_Aim of the task_.
Among the entries, which lines carry the string "link"? Copy every one.

---- Study material

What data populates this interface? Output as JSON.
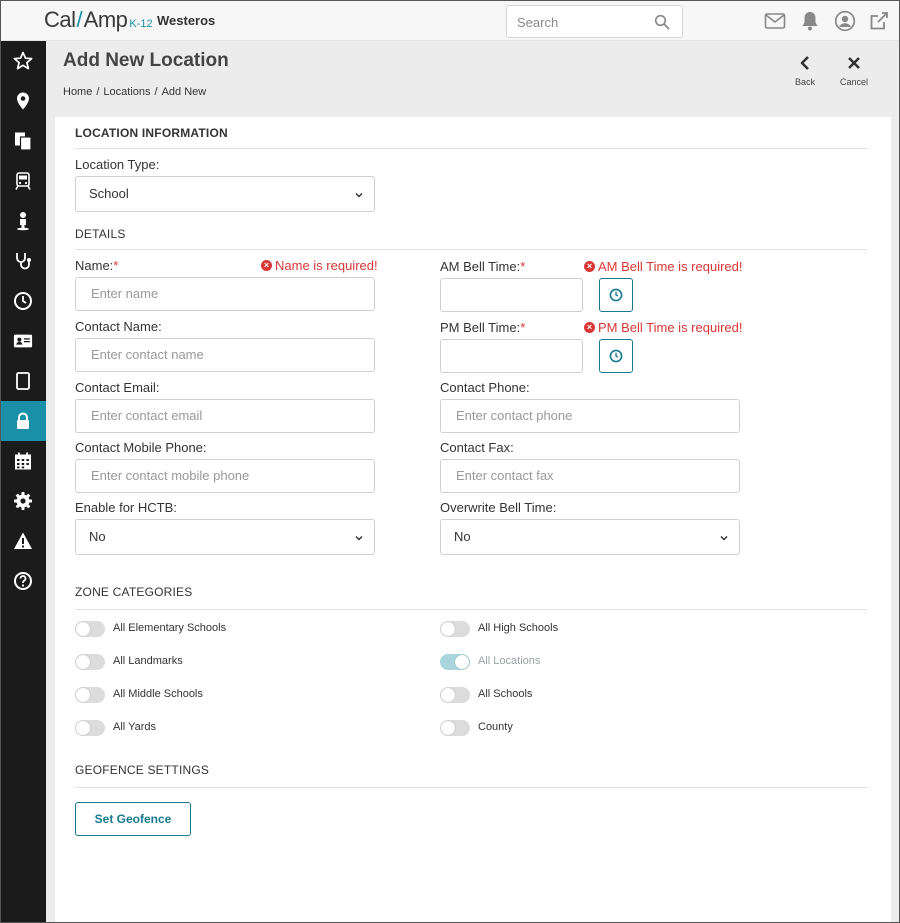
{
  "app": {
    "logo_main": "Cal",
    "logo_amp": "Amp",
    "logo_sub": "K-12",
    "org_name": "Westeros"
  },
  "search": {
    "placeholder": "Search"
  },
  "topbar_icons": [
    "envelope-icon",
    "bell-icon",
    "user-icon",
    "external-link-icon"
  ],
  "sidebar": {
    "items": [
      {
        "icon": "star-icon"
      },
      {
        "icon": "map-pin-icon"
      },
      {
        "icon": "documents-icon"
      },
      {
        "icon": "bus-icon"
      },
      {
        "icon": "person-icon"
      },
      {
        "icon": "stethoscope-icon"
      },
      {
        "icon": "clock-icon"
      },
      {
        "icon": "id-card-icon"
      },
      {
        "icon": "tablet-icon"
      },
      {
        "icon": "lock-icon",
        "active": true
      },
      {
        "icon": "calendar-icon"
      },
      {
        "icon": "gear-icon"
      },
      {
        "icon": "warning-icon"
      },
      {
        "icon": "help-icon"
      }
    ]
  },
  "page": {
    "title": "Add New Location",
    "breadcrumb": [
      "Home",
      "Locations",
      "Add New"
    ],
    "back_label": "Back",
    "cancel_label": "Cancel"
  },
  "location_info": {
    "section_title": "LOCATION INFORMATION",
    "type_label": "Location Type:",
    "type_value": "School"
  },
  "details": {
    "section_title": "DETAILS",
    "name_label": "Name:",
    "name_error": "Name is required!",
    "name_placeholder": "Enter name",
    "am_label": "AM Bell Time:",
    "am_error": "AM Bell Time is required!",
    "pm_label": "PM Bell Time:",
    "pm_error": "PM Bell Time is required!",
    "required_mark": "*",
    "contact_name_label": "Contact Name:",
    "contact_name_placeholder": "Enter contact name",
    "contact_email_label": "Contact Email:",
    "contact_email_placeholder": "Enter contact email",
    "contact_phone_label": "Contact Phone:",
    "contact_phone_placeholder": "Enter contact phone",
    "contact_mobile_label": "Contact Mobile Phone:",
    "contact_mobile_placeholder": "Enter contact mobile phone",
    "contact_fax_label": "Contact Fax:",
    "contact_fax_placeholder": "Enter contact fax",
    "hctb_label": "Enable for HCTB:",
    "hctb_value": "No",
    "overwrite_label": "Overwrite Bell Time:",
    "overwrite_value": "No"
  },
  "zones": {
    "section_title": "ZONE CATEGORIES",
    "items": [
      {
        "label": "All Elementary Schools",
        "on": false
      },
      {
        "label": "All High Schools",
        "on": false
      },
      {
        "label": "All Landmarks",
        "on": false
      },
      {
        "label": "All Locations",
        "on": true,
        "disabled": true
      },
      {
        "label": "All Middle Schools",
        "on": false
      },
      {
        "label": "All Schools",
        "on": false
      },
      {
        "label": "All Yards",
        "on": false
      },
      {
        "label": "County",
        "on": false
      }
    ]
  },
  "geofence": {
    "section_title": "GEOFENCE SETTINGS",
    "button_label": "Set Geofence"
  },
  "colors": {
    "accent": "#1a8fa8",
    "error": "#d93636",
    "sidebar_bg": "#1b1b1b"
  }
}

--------
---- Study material

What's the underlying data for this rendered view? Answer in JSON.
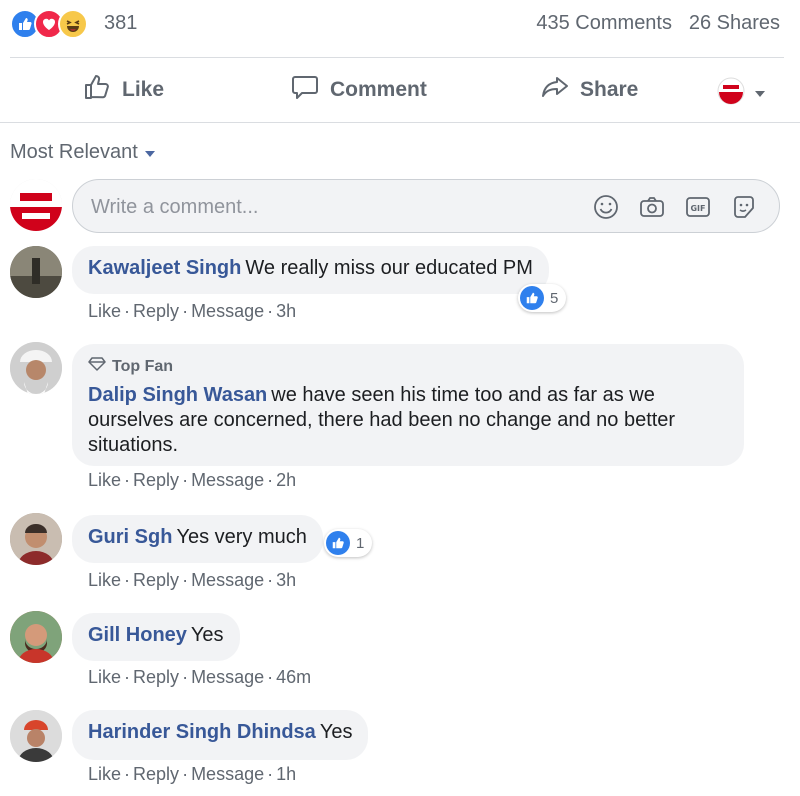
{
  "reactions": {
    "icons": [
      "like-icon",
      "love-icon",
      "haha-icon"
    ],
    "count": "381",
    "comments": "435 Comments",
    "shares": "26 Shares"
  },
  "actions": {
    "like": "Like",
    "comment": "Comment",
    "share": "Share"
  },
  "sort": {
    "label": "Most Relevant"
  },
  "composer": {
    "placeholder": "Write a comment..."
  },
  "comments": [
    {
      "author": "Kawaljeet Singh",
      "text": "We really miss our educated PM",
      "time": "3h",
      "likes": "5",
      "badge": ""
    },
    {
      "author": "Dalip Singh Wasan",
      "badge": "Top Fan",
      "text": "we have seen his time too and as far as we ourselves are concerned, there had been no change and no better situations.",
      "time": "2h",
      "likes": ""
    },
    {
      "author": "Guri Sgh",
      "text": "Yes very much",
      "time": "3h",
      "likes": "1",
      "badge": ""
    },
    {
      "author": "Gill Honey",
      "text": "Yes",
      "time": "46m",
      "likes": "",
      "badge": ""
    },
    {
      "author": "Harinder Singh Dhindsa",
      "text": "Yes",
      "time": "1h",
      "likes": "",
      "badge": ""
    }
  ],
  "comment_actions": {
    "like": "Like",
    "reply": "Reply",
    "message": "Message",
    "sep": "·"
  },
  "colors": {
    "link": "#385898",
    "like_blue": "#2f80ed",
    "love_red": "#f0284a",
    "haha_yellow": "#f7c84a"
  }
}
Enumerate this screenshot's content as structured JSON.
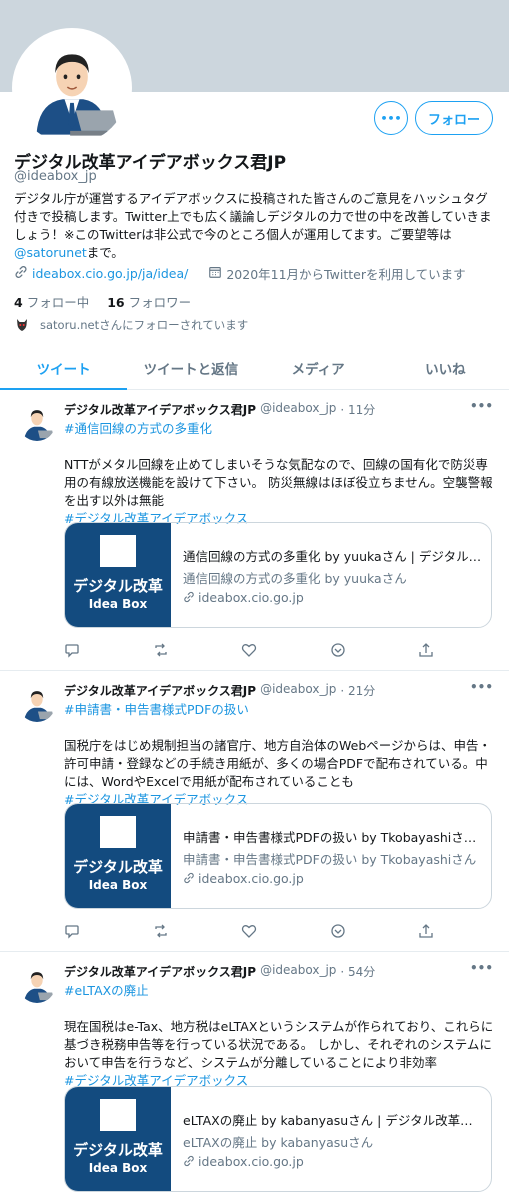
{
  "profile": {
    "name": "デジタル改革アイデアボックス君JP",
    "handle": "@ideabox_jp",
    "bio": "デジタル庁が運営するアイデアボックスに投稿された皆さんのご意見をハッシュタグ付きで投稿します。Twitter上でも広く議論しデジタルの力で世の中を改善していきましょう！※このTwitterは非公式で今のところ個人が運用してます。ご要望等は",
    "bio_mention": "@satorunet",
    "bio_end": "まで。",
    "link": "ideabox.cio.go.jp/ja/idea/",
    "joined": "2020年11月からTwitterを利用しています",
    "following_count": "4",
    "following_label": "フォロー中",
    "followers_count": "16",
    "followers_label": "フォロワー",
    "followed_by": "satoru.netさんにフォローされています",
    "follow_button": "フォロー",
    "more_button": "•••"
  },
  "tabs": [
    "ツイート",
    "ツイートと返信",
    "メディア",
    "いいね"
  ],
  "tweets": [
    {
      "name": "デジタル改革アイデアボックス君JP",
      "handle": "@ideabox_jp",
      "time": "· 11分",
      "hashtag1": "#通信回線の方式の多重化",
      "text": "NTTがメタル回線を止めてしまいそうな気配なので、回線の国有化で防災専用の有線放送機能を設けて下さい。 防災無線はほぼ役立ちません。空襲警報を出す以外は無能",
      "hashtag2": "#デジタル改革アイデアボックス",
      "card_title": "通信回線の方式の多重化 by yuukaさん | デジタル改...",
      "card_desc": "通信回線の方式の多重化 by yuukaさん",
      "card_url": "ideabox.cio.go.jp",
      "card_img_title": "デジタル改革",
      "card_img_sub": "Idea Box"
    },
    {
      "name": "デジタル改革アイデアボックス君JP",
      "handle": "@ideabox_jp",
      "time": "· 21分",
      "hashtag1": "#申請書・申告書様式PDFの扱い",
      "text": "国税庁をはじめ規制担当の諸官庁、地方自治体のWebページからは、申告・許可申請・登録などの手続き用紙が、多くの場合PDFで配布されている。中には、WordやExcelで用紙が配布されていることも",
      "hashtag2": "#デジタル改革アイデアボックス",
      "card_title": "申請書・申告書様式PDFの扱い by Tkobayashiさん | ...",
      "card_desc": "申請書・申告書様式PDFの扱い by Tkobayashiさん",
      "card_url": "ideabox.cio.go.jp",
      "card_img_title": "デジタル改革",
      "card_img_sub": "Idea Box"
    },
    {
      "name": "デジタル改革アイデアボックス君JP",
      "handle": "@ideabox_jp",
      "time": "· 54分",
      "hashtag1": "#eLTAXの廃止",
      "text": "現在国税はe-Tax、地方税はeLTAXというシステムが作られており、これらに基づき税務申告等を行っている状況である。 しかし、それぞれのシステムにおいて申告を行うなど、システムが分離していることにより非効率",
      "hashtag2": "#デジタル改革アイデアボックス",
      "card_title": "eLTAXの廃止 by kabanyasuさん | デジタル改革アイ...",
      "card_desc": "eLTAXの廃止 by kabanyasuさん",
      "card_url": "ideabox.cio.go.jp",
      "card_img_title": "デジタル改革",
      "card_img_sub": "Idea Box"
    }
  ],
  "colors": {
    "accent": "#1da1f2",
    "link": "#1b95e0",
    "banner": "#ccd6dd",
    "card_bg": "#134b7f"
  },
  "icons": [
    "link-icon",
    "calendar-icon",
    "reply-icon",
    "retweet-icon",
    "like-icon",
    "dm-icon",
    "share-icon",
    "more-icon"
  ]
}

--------
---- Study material

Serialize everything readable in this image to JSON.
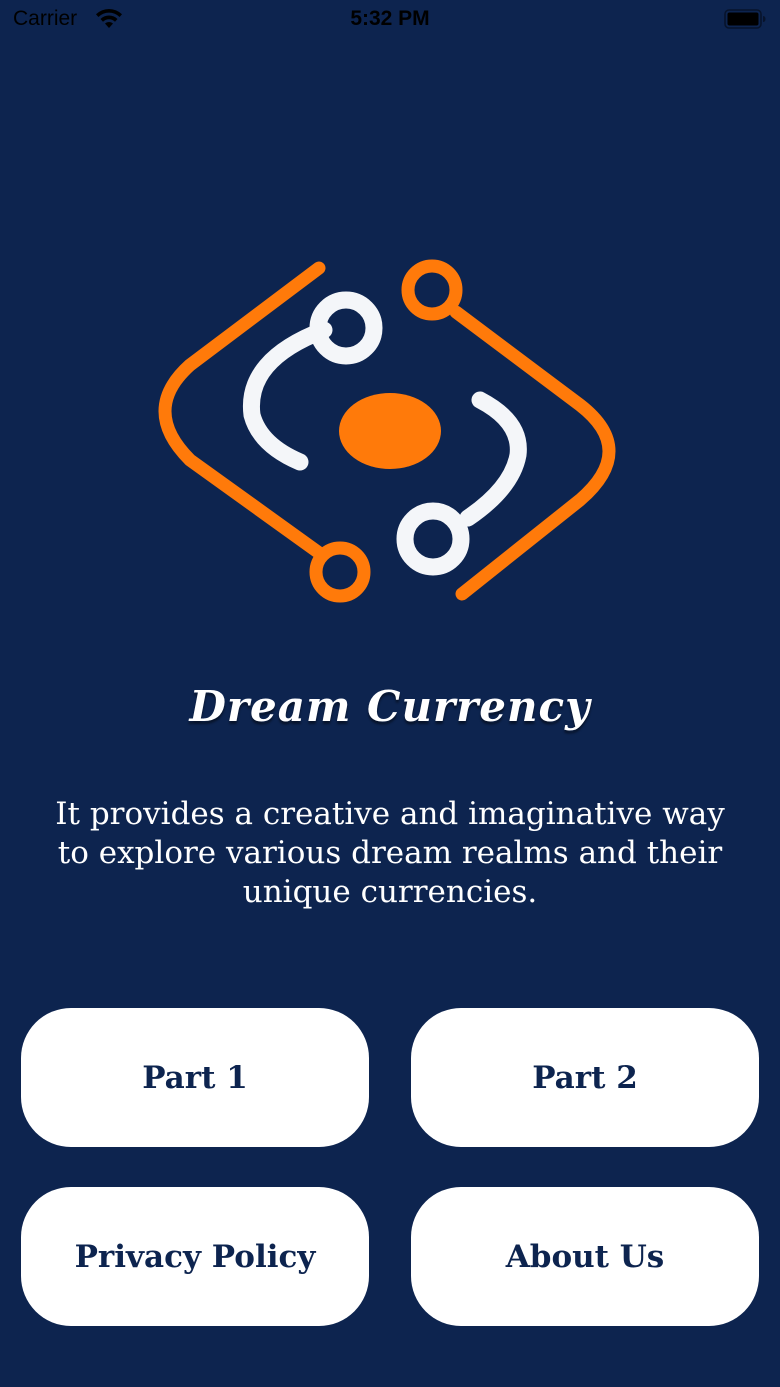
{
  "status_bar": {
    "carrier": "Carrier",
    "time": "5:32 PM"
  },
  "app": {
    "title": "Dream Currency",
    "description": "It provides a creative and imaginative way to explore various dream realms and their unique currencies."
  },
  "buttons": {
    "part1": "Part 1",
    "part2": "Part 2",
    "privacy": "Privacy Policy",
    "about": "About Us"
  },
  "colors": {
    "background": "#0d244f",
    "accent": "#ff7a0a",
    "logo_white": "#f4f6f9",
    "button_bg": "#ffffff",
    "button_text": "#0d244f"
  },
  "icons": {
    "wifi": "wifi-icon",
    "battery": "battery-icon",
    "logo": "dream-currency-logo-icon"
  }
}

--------

_Response to the task_.
    "external-link-icon"
    "link": "#385898",
    "link": "ideabox.cio.go.jp/ja/idea/",
    "link": "#1b95e0",
    "link-icon",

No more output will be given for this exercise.